Bridlington is the largest town on the Holderness coast – although its competition is pretty limited so that’s not saying much. Its moniker has changed several times over the years and includes that of Bolliton. During the research for my book about life on the coast I tripped over references to the Bolliton Jackdaws. So at the risk of a serious wigging from the residents of that good town, here’s the story of how Bridlington folk became known as Bolliton Jackdaws.
The Priory Church in Bridlington is one of the oldest parish churches in the East Riding. Naturally, such a venerable old lady needs a few repairs from time to time…which of us doesn’t? So, many years ago a number of workmen were employed to repair the church roof. To accomplish said repairs a very long timber beam needed to be taken into the church and then raised up to the rafters. The beam duly arrived at the west entrance to the church where the workmen found that its length was greater than the width of the doorway.
This hitch brought work to a sudden stop and the men huddled together to work out the puzzling question of how to get the beam into the church? They lit the blue touch paper of their collective brain and stepped back to watch the ideas fizzle.
“We could” they exclaimed,” saw the beam in half; cut a bit off each end; knock out a few of the stones either side of the doorway until it was wide enough…”
As this brainstorming session continued one of the workmen happened to look up at the steeple – a des. res. for birds and watched a jackdaw building its nest. It would fly to its chosen crevice with the end of a long straw in its mouth. Once on the edge of the crevice it dragged the straw into its new home.
The workman seeing this miracle of engineering suddenly exclaimed,
“Did ya see that, lads ! Yon bird tewk ‘is straw in endways on. That’s what we’re bahn to do. Let’s see if this beeam’ll gan in seeam way.”
The workman’s mates were fair betwattled by such inspiration. Immediately they turned the beam end- wise, and moved it into the church without any difficulty at all.
From that time onwards all natives of Bridlington have been called “Bolliton Jackdaws.”

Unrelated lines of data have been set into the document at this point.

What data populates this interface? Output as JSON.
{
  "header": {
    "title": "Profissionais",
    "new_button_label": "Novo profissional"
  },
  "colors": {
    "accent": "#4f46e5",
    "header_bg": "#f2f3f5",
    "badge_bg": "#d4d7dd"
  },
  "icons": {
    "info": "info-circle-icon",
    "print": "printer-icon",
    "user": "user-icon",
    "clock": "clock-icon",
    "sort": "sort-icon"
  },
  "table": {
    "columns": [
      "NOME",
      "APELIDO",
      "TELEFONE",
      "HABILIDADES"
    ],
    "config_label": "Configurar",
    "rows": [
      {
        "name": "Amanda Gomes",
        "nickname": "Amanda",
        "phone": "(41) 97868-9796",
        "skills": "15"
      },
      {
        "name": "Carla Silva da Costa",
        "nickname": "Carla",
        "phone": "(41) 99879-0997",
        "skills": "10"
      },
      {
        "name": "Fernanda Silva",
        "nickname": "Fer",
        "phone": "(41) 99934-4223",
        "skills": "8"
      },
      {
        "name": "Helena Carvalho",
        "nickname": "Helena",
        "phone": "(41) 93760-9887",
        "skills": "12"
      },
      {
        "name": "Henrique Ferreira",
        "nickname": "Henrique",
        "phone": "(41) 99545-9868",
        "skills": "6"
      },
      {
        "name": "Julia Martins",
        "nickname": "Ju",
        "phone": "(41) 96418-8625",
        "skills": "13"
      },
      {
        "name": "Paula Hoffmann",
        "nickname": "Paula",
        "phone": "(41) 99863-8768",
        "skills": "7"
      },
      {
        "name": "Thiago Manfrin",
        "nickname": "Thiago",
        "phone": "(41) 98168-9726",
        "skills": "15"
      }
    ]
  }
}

Naturally I don’t believe a word of the story. I know how much “nous” Yorkshire folk have so I expect it’s probably a scurrilous tale set about by those Lancastrians away over the Pennines.
Have a good weekend.